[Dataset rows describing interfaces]
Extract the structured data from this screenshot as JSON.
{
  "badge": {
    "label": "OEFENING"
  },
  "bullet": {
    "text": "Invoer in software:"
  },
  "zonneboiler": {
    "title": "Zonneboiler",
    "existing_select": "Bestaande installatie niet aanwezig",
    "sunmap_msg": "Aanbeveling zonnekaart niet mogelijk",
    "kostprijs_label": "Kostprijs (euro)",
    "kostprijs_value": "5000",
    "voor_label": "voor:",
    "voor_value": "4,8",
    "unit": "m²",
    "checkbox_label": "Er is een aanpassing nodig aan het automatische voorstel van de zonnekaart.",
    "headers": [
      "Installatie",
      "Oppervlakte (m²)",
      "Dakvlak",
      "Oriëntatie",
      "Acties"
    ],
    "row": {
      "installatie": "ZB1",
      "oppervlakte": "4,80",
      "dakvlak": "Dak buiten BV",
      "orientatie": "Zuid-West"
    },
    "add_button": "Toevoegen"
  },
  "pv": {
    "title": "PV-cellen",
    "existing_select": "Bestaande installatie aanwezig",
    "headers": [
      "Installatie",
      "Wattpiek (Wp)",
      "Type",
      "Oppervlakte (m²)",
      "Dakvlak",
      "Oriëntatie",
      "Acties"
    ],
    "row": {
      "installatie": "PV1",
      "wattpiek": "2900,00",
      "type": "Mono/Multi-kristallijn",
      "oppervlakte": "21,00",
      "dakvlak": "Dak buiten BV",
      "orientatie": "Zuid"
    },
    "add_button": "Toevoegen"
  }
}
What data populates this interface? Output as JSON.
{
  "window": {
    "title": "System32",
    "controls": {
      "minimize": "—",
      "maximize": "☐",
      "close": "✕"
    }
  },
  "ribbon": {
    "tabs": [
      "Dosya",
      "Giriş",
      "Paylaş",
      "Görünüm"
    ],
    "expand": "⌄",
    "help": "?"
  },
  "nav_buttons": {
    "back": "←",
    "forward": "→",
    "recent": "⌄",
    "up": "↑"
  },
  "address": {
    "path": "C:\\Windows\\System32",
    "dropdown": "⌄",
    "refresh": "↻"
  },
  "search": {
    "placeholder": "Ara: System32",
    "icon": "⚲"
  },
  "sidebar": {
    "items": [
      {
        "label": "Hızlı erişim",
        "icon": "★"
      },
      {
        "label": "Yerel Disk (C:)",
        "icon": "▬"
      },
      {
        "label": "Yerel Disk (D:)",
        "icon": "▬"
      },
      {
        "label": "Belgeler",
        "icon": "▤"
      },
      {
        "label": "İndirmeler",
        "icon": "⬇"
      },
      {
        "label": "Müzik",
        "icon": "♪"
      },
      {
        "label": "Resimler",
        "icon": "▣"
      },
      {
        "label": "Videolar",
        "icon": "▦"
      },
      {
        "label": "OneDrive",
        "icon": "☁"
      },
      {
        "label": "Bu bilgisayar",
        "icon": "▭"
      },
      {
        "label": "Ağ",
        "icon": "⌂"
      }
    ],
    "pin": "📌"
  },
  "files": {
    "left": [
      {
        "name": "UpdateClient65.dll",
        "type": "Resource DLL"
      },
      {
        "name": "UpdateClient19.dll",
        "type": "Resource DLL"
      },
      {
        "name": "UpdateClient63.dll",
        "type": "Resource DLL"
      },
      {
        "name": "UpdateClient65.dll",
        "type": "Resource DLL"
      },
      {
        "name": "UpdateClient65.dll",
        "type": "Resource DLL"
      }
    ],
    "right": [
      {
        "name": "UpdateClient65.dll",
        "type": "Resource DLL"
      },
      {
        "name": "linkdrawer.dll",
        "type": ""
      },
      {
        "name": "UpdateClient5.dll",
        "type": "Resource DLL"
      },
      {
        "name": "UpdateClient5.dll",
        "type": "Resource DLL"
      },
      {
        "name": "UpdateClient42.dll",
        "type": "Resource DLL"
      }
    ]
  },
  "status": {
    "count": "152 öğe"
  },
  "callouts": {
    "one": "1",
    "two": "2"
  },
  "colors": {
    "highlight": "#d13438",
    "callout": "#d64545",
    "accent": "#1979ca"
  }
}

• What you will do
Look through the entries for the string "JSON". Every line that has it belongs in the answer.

• Exercise solution
Extract the structured data from this screenshot as JSON.
What data populates this interface? Output as JSON.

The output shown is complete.